Research reported in this publication was supported by the National Institute of General Medical Sciences of the National Institutes of Health under Award Number U54GM104942. The content is solely the responsibility of the authors and does not necessarily represent the official views of the National Institutes of Health. MZ, DLL, and TMR received support from grants (R01HD074594 from the National Institutes of Health, National Institute of Child Health & Human Development; R21CE001820 from the Centers for Disease Control and Prevention, National Center for Injury Prevention and Control). MA received support from grant R49CE002109 from the Centers for Disease Control and Prevention, National Center for Injury Prevention and Control. DLL received support from grant U54GM104942 from the National Institute of General Medical Sciences of the National Institutes of Health. The funders had no role in the study design, data collection and analysis, decision to publish, or preparation of the manuscript.

Competing interests

The authors declare that they have no competing interests.

Author information

Authors and Affiliations


Corresponding author

Correspondence to Motao Zhu.

Rights and permissions

Open Access This article is distributed under the terms of the Creative Commons Attribution 4.0 International License (, which permits unrestricted use, distribution, and reproduction in any medium, provided you give appropriate credit to the original author(s) and the source, provide a link to the Creative Commons license, and indicate if changes were made. The Creative Commons Public Domain Dedication waiver ( applies to the data made available in this article, unless otherwise stated.

Reprints and permissions

About this article

Check for updates. Verify currency and authenticity via CrossMark

Cite this article

Rudisill, T.M., Zhu, M., Davidov, D. et al. Medication use and the risk of motor vehicle collision in West Virginia drivers 65 years of age and older: a case-crossover study. BMC Res Notes 9, 166 (2016).
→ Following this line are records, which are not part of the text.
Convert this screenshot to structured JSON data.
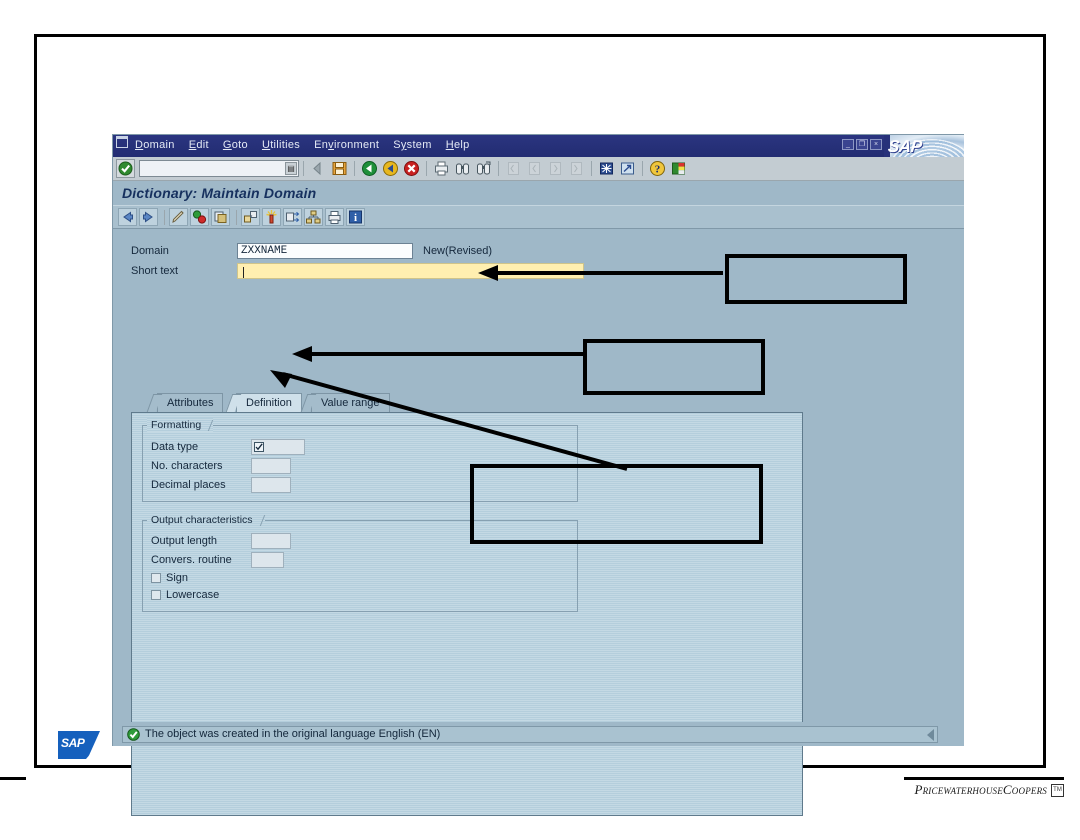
{
  "window": {
    "menu_items": [
      {
        "label": "Domain",
        "accel": "D"
      },
      {
        "label": "Edit",
        "accel": "E"
      },
      {
        "label": "Goto",
        "accel": "G"
      },
      {
        "label": "Utilities",
        "accel": "U"
      },
      {
        "label": "Environment",
        "accel": "v"
      },
      {
        "label": "System",
        "accel": "y"
      },
      {
        "label": "Help",
        "accel": "H"
      }
    ],
    "controls": {
      "minimize": "_",
      "restore": "❐",
      "close": "×"
    },
    "brand": "SAP",
    "screen_title": "Dictionary: Maintain Domain"
  },
  "toolbar": {
    "ok_icon": "enter-check-icon",
    "command_value": "",
    "command_placeholder": "",
    "dropdown_icon": "command-history-icon",
    "buttons": [
      {
        "name": "save-button",
        "icon": "save-icon",
        "enabled": true
      },
      {
        "name": "back-button",
        "icon": "back-green-arrow-icon",
        "enabled": true
      },
      {
        "name": "exit-button",
        "icon": "exit-yellow-arrow-icon",
        "enabled": true
      },
      {
        "name": "cancel-button",
        "icon": "cancel-red-x-icon",
        "enabled": true
      },
      {
        "name": "print-button",
        "icon": "print-icon",
        "enabled": true
      },
      {
        "name": "find-button",
        "icon": "find-binoculars-icon",
        "enabled": true
      },
      {
        "name": "find-next-button",
        "icon": "find-next-binoculars-icon",
        "enabled": true
      },
      {
        "name": "first-page-button",
        "icon": "first-page-icon",
        "enabled": false
      },
      {
        "name": "previous-page-button",
        "icon": "previous-page-icon",
        "enabled": false
      },
      {
        "name": "next-page-button",
        "icon": "next-page-icon",
        "enabled": false
      },
      {
        "name": "last-page-button",
        "icon": "last-page-icon",
        "enabled": false
      },
      {
        "name": "create-session-button",
        "icon": "create-session-icon",
        "enabled": true
      },
      {
        "name": "create-shortcut-button",
        "icon": "create-shortcut-icon",
        "enabled": true
      },
      {
        "name": "help-button",
        "icon": "help-question-icon",
        "enabled": true
      },
      {
        "name": "customize-button",
        "icon": "customize-local-layout-icon",
        "enabled": true
      }
    ]
  },
  "app_toolbar": {
    "buttons": [
      {
        "name": "display-previous-button",
        "icon": "left-blue-arrow-icon"
      },
      {
        "name": "display-next-button",
        "icon": "right-blue-arrow-icon"
      },
      {
        "name": "display-change-button",
        "icon": "pencil-icon"
      },
      {
        "name": "activate-button",
        "icon": "activate-icon"
      },
      {
        "name": "other-object-button",
        "icon": "other-object-icon"
      },
      {
        "name": "where-used-list-button",
        "icon": "where-used-icon"
      },
      {
        "name": "generate-button",
        "icon": "generate-sparkle-icon"
      },
      {
        "name": "expand-button",
        "icon": "expand-arrows-icon"
      },
      {
        "name": "hierarchy-button",
        "icon": "hierarchy-icon"
      },
      {
        "name": "print-preview-button",
        "icon": "print-preview-icon"
      },
      {
        "name": "information-button",
        "icon": "information-icon"
      }
    ]
  },
  "form": {
    "domain_label": "Domain",
    "domain_value": "ZXXNAME",
    "status_text": "New(Revised)",
    "short_text_label": "Short text",
    "short_text_value": ""
  },
  "tabs": [
    {
      "label": "Attributes",
      "active": false
    },
    {
      "label": "Definition",
      "active": true
    },
    {
      "label": "Value range",
      "active": false
    }
  ],
  "formatting": {
    "group_title": "Formatting",
    "fields": [
      {
        "label": "Data type",
        "value": "",
        "has_search_help": true
      },
      {
        "label": "No. characters",
        "value": "",
        "has_search_help": false
      },
      {
        "label": "Decimal places",
        "value": "",
        "has_search_help": false
      }
    ]
  },
  "output_characteristics": {
    "group_title": "Output characteristics",
    "fields": [
      {
        "label": "Output length",
        "value": ""
      },
      {
        "label": "Convers. routine",
        "value": ""
      }
    ],
    "checkboxes": [
      {
        "label": "Sign",
        "checked": false
      },
      {
        "label": "Lowercase",
        "checked": false
      }
    ]
  },
  "status_bar": {
    "icon": "success-check-icon",
    "message": "The object was created in the original language English (EN)",
    "resize_icon": "resize-grip-icon"
  },
  "annotations": [
    {
      "name": "callout-short-text",
      "text": ""
    },
    {
      "name": "callout-data-type",
      "text": ""
    },
    {
      "name": "callout-decimal-places",
      "text": ""
    }
  ],
  "footer": {
    "sap_logo": "SAP",
    "pwc_logo": "PricewaterhouseCoopers",
    "pwc_tm": "TM"
  },
  "colors": {
    "sap_blue": "#27317a",
    "window_bg": "#9fb8c8",
    "panel_bg": "#b4cedc",
    "yellow_field": "#ffefb0",
    "accent": "#16305e"
  }
}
Download citation

  • Received:

  • Accepted:

  • Published:

  • DOI: